Working data -
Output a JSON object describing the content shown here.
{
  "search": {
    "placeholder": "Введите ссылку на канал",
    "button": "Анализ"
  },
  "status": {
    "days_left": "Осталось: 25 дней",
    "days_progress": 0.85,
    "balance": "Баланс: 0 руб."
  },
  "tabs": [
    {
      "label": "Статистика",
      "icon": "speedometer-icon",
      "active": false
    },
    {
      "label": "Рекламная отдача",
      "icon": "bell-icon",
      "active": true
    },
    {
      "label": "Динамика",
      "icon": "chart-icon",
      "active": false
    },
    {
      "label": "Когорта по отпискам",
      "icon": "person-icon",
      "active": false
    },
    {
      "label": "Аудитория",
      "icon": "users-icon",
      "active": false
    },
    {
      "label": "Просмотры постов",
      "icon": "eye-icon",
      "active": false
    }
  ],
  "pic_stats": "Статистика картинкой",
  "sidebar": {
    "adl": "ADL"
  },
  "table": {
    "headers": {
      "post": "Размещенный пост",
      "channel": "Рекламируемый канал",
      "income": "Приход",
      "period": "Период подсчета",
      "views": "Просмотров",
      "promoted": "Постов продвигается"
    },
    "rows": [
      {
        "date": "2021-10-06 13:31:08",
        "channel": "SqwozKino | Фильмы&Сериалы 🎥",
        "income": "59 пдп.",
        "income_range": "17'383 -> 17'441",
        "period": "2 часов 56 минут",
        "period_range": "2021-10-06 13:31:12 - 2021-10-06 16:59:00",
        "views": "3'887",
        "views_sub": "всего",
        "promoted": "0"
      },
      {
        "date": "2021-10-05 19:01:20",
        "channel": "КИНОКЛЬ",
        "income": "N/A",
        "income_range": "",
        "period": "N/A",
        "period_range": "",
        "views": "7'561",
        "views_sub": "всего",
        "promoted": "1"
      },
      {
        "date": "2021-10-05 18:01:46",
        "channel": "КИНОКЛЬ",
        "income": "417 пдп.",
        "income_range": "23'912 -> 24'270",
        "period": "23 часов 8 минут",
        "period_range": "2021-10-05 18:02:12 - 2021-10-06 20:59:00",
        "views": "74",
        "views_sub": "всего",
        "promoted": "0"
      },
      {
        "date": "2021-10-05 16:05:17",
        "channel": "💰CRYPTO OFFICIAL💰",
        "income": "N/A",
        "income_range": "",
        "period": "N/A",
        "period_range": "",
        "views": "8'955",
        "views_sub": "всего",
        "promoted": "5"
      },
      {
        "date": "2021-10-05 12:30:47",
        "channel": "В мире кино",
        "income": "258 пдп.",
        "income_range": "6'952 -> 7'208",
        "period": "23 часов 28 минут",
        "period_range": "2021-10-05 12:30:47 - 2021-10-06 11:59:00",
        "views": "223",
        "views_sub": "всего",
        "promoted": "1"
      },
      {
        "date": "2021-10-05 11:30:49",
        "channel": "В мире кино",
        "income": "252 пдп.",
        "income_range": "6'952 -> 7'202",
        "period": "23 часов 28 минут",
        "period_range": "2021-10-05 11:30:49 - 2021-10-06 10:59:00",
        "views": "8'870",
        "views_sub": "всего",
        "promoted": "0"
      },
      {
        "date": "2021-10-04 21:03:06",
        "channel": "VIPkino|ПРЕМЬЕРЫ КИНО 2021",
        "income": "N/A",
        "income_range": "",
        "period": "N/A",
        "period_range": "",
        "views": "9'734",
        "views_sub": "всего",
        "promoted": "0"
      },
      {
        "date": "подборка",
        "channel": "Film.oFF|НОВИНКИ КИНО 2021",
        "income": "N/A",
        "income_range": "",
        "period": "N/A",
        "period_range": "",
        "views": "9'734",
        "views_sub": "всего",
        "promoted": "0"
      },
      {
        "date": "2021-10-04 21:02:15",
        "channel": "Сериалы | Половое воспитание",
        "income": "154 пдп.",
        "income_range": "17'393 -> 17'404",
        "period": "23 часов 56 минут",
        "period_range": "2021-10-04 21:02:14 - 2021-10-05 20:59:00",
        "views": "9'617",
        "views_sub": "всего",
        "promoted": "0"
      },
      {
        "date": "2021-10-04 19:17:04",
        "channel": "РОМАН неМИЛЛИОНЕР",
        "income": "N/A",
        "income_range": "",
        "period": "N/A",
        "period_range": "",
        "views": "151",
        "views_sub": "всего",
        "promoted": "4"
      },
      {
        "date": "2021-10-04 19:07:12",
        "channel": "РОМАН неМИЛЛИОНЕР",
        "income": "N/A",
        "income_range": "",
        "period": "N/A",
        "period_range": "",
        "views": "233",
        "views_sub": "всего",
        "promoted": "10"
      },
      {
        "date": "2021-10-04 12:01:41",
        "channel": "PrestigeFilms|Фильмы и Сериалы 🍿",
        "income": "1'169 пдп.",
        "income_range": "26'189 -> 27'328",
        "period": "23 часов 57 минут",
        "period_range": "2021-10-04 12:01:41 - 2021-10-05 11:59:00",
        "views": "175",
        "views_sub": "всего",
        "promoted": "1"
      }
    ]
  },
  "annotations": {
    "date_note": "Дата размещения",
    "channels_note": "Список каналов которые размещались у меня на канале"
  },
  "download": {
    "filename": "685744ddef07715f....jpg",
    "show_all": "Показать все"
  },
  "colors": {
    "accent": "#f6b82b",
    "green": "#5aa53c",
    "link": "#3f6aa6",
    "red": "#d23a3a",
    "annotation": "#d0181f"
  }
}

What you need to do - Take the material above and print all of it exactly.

Worked solution -
Output a JSON object describing the content shown here.
{
  "search": {
    "placeholder": "Введите ссылку на канал",
    "button": "Анализ"
  },
  "status": {
    "days_left": "Осталось: 25 дней",
    "days_progress": 0.85,
    "balance": "Баланс: 0 руб."
  },
  "tabs": [
    {
      "label": "Статистика",
      "icon": "speedometer-icon",
      "active": false
    },
    {
      "label": "Рекламная отдача",
      "icon": "bell-icon",
      "active": true
    },
    {
      "label": "Динамика",
      "icon": "chart-icon",
      "active": false
    },
    {
      "label": "Когорта по отпискам",
      "icon": "person-icon",
      "active": false
    },
    {
      "label": "Аудитория",
      "icon": "users-icon",
      "active": false
    },
    {
      "label": "Просмотры постов",
      "icon": "eye-icon",
      "active": false
    }
  ],
  "pic_stats": "Статистика картинкой",
  "sidebar": {
    "adl": "ADL"
  },
  "table": {
    "headers": {
      "post": "Размещенный пост",
      "channel": "Рекламируемый канал",
      "income": "Приход",
      "period": "Период подсчета",
      "views": "Просмотров",
      "promoted": "Постов продвигается"
    },
    "rows": [
      {
        "date": "2021-10-06 13:31:08",
        "channel": "SqwozKino | Фильмы&Сериалы 🎥",
        "income": "59 пдп.",
        "income_range": "17'383 -> 17'441",
        "period": "2 часов 56 минут",
        "period_range": "2021-10-06 13:31:12 - 2021-10-06 16:59:00",
        "views": "3'887",
        "views_sub": "всего",
        "promoted": "0"
      },
      {
        "date": "2021-10-05 19:01:20",
        "channel": "КИНОКЛЬ",
        "income": "N/A",
        "income_range": "",
        "period": "N/A",
        "period_range": "",
        "views": "7'561",
        "views_sub": "всего",
        "promoted": "1"
      },
      {
        "date": "2021-10-05 18:01:46",
        "channel": "КИНОКЛЬ",
        "income": "417 пдп.",
        "income_range": "23'912 -> 24'270",
        "period": "23 часов 8 минут",
        "period_range": "2021-10-05 18:02:12 - 2021-10-06 20:59:00",
        "views": "74",
        "views_sub": "всего",
        "promoted": "0"
      },
      {
        "date": "2021-10-05 16:05:17",
        "channel": "💰CRYPTO OFFICIAL💰",
        "income": "N/A",
        "income_range": "",
        "period": "N/A",
        "period_range": "",
        "views": "8'955",
        "views_sub": "всего",
        "promoted": "5"
      },
      {
        "date": "2021-10-05 12:30:47",
        "channel": "В мире кино",
        "income": "258 пдп.",
        "income_range": "6'952 -> 7'208",
        "period": "23 часов 28 минут",
        "period_range": "2021-10-05 12:30:47 - 2021-10-06 11:59:00",
        "views": "223",
        "views_sub": "всего",
        "promoted": "1"
      },
      {
        "date": "2021-10-05 11:30:49",
        "channel": "В мире кино",
        "income": "252 пдп.",
        "income_range": "6'952 -> 7'202",
        "period": "23 часов 28 минут",
        "period_range": "2021-10-05 11:30:49 - 2021-10-06 10:59:00",
        "views": "8'870",
        "views_sub": "всего",
        "promoted": "0"
      },
      {
        "date": "2021-10-04 21:03:06",
        "channel": "VIPkino|ПРЕМЬЕРЫ КИНО 2021",
        "income": "N/A",
        "income_range": "",
        "period": "N/A",
        "period_range": "",
        "views": "9'734",
        "views_sub": "всего",
        "promoted": "0"
      },
      {
        "date": "подборка",
        "channel": "Film.oFF|НОВИНКИ КИНО 2021",
        "income": "N/A",
        "income_range": "",
        "period": "N/A",
        "period_range": "",
        "views": "9'734",
        "views_sub": "всего",
        "promoted": "0"
      },
      {
        "date": "2021-10-04 21:02:15",
        "channel": "Сериалы | Половое воспитание",
        "income": "154 пдп.",
        "income_range": "17'393 -> 17'404",
        "period": "23 часов 56 минут",
        "period_range": "2021-10-04 21:02:14 - 2021-10-05 20:59:00",
        "views": "9'617",
        "views_sub": "всего",
        "promoted": "0"
      },
      {
        "date": "2021-10-04 19:17:04",
        "channel": "РОМАН неМИЛЛИОНЕР",
        "income": "N/A",
        "income_range": "",
        "period": "N/A",
        "period_range": "",
        "views": "151",
        "views_sub": "всего",
        "promoted": "4"
      },
      {
        "date": "2021-10-04 19:07:12",
        "channel": "РОМАН неМИЛЛИОНЕР",
        "income": "N/A",
        "income_range": "",
        "period": "N/A",
        "period_range": "",
        "views": "233",
        "views_sub": "всего",
        "promoted": "10"
      },
      {
        "date": "2021-10-04 12:01:41",
        "channel": "PrestigeFilms|Фильмы и Сериалы 🍿",
        "income": "1'169 пдп.",
        "income_range": "26'189 -> 27'328",
        "period": "23 часов 57 минут",
        "period_range": "2021-10-04 12:01:41 - 2021-10-05 11:59:00",
        "views": "175",
        "views_sub": "всего",
        "promoted": "1"
      }
    ]
  },
  "annotations": {
    "date_note": "Дата размещения",
    "channels_note": "Список каналов которые размещались у меня на канале"
  },
  "download": {
    "filename": "685744ddef07715f....jpg",
    "show_all": "Показать все"
  },
  "colors": {
    "accent": "#f6b82b",
    "green": "#5aa53c",
    "link": "#3f6aa6",
    "red": "#d23a3a",
    "annotation": "#d0181f"
  }
}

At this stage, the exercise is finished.